During Storyline training, we learn how to customize a course to ensure that learners view all the content on each slide. Depending on the situation and the type of content, there are a variety of strategies that can be used. One question that is often raised is, “How do I ensure my learners view all of the interactive content on a slide before moving on?” That’s a pretty popular question and David Anderson does a great job explaining how to do that HERE.
However, sometimes the request is more specific. “How can I make sure that the student is selecting all of the interactive content in the proper order?” For those of you teaching processes or steps for an exercise, the order in which items are selected becomes paramount.
Here is one way you might approach this using a simple tabs interaction that takes the learner though 7 steps, each triggered to show a corresponding layer.
Create a Disabled state for each step. To help the learner know which object should be clicked next, configure the Disabled state to look different than the Normal state.
Set the Initial state for Step 1 to Normal.
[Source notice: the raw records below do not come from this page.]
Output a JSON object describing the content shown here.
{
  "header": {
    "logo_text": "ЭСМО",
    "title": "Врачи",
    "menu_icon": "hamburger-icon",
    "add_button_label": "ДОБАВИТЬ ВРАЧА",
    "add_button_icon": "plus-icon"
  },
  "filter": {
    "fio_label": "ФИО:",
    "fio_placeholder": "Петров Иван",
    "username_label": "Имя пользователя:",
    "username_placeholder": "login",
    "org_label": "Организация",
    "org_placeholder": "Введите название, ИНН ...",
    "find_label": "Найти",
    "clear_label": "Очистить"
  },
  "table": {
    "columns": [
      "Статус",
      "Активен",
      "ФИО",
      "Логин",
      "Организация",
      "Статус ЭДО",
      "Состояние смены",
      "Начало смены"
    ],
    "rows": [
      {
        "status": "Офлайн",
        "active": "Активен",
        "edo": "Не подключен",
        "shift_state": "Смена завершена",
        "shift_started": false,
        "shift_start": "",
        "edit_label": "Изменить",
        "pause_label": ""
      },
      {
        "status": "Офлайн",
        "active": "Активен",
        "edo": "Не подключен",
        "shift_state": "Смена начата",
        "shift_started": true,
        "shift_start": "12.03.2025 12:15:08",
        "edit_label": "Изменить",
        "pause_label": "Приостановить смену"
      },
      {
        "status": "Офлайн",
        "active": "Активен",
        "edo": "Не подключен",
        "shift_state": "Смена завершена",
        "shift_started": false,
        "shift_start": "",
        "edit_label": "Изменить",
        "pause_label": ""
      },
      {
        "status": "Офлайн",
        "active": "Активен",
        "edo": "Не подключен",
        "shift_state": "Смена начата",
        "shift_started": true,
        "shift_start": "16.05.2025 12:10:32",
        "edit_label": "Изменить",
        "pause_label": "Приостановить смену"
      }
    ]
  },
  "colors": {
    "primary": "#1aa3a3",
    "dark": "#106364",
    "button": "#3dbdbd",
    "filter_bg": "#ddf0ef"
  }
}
The remaining steps should have their Initial state set to Disabled.
Create a trigger to change the state for Step 2 to Normal when Step 1 has been clicked.
Create a trigger to change the state for Step 3 to Normal when Step 2 has been clicked.
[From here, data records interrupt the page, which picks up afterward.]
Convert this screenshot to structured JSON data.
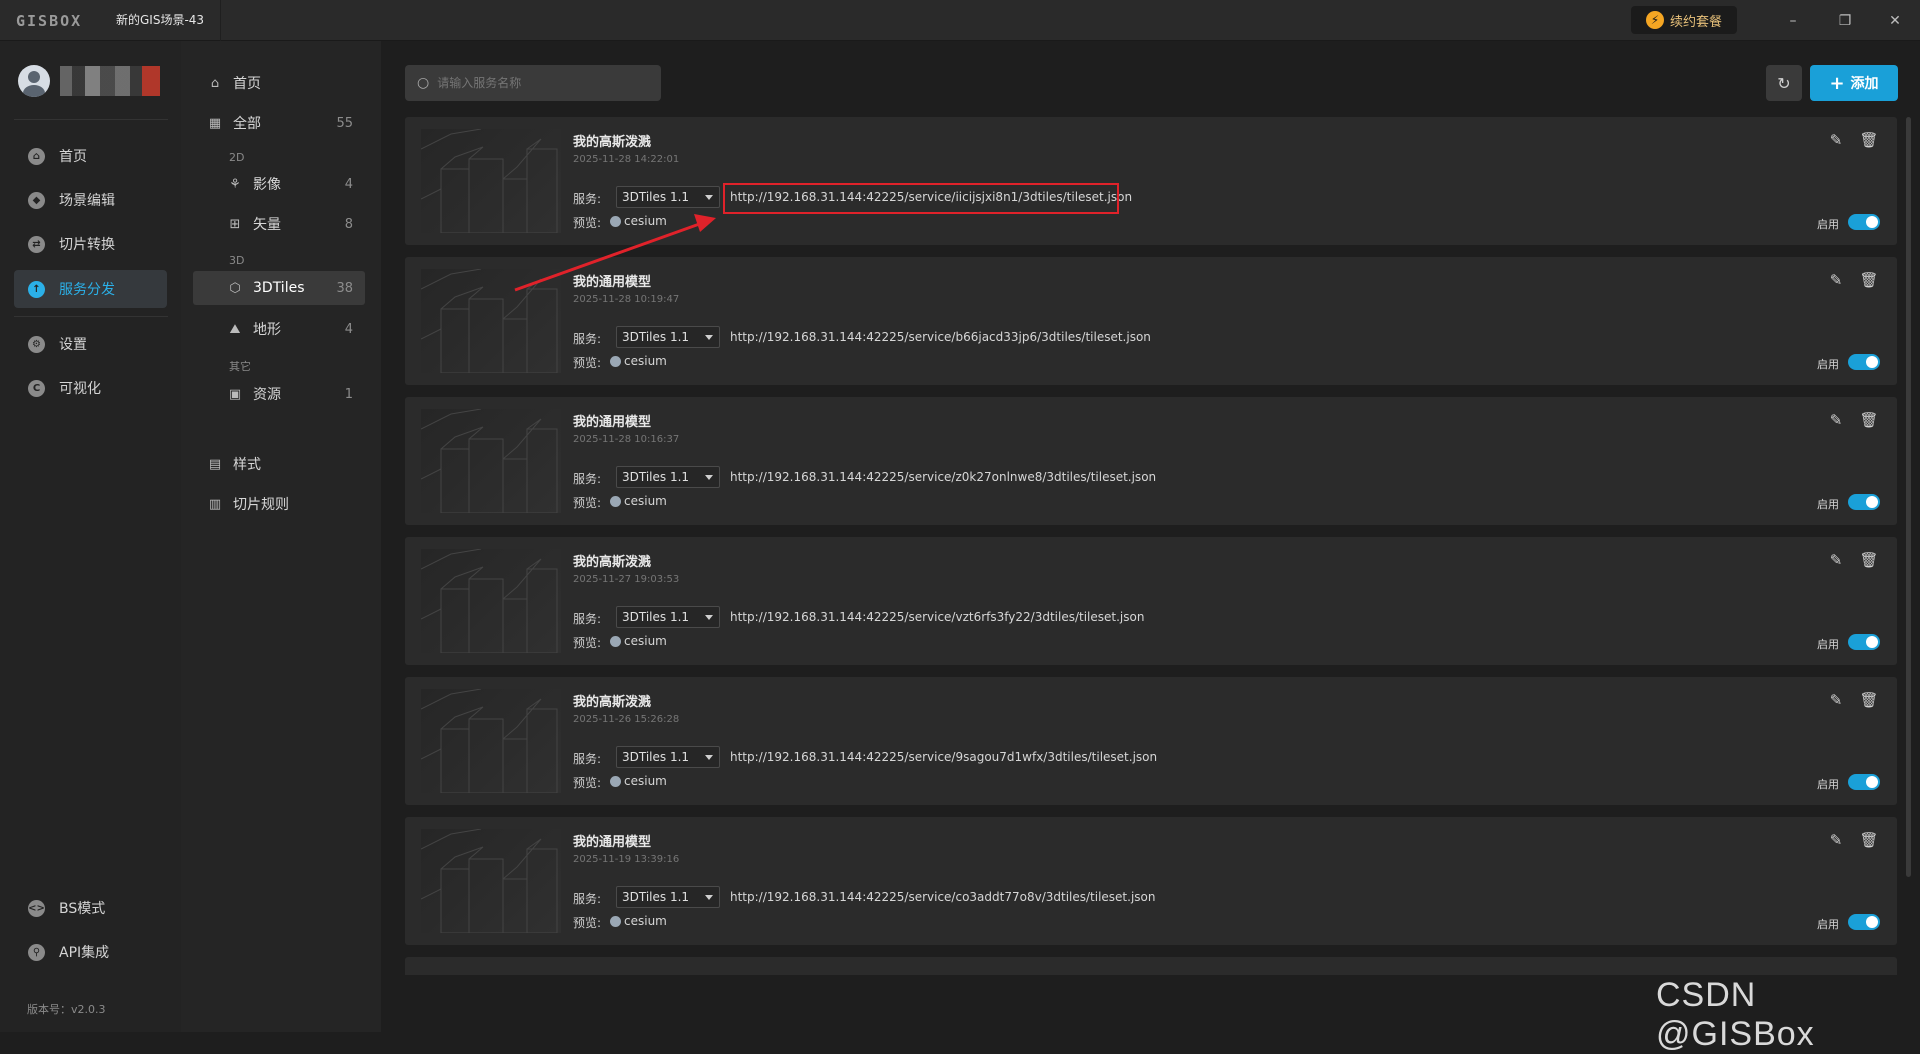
{
  "titlebar": {
    "logo": "GISBOX",
    "scene_title": "新的GIS场景-43",
    "renew_label": "续约套餐",
    "minimize": "–",
    "restore": "❐",
    "close": "✕"
  },
  "nav1": {
    "items": [
      {
        "label": "首页",
        "icon": "home-icon"
      },
      {
        "label": "场景编辑",
        "icon": "cube-icon"
      },
      {
        "label": "切片转换",
        "icon": "convert-icon"
      },
      {
        "label": "服务分发",
        "icon": "upload-icon"
      },
      {
        "label": "设置",
        "icon": "gear-icon"
      },
      {
        "label": "可视化",
        "icon": "chart-icon"
      },
      {
        "label": "BS模式",
        "icon": "code-icon"
      },
      {
        "label": "API集成",
        "icon": "link-icon"
      }
    ],
    "version": "版本号：v2.0.3"
  },
  "nav2": {
    "home": "首页",
    "all": {
      "label": "全部",
      "count": "55"
    },
    "group_2d": "2D",
    "imagery": {
      "label": "影像",
      "count": "4"
    },
    "vector": {
      "label": "矢量",
      "count": "8"
    },
    "group_3d": "3D",
    "tiles3d": {
      "label": "3DTiles",
      "count": "38"
    },
    "terrain": {
      "label": "地形",
      "count": "4"
    },
    "group_other": "其它",
    "resource": {
      "label": "资源",
      "count": "1"
    },
    "style": "样式",
    "tile_rules": "切片规则"
  },
  "toolbar": {
    "search_placeholder": "请输入服务名称",
    "add_label": "添加"
  },
  "labels": {
    "service": "服务:",
    "preview": "预览:",
    "enabled": "启用"
  },
  "services": [
    {
      "title": "我的高斯泼溅",
      "date": "2025-11-28 14:22:01",
      "version": "3DTiles 1.1",
      "url": "http://192.168.31.144:42225/service/iicijsjxi8n1/3dtiles/tileset.json",
      "preview": "cesium"
    },
    {
      "title": "我的通用模型",
      "date": "2025-11-28 10:19:47",
      "version": "3DTiles 1.1",
      "url": "http://192.168.31.144:42225/service/b66jacd33jp6/3dtiles/tileset.json",
      "preview": "cesium"
    },
    {
      "title": "我的通用模型",
      "date": "2025-11-28 10:16:37",
      "version": "3DTiles 1.1",
      "url": "http://192.168.31.144:42225/service/z0k27onlnwe8/3dtiles/tileset.json",
      "preview": "cesium"
    },
    {
      "title": "我的高斯泼溅",
      "date": "2025-11-27 19:03:53",
      "version": "3DTiles 1.1",
      "url": "http://192.168.31.144:42225/service/vzt6rfs3fy22/3dtiles/tileset.json",
      "preview": "cesium"
    },
    {
      "title": "我的高斯泼溅",
      "date": "2025-11-26 15:26:28",
      "version": "3DTiles 1.1",
      "url": "http://192.168.31.144:42225/service/9sagou7d1wfx/3dtiles/tileset.json",
      "preview": "cesium"
    },
    {
      "title": "我的通用模型",
      "date": "2025-11-19 13:39:16",
      "version": "3DTiles 1.1",
      "url": "http://192.168.31.144:42225/service/co3addt77o8v/3dtiles/tileset.json",
      "preview": "cesium"
    }
  ],
  "watermark": "CSDN @GISBox",
  "colors": {
    "accent": "#1aa0d8",
    "highlight": "#e0222a",
    "background": "#1e1e1e",
    "card": "#2b2b2b"
  }
}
Optional: Create another trigger to change the state of Step 1 to Disabled thus allowing only one object on the slide to be clickable at a time.
Repeat Step 4 for the remaining Steps 3-7. Once the learner has reached Step 7, you could allow the learner to go through the steps again by changing the state of Step 1 to Normal. If you do so, be sure to add a trigger to change the state for Step 7 to Disabled.
That’s it! Download our example at THIS LINK.
A key characteristic of Storyline is its flexibility. There are other methods that could be used to ensure that your learner views interactive content on your slide in the correct order. However, this simple approach can be used with a variety of interactions and it provides a consistent strategy for requiring learners going through steps in a process in the sequence that you want them to.
Leave a comment or let us know if you have any questions!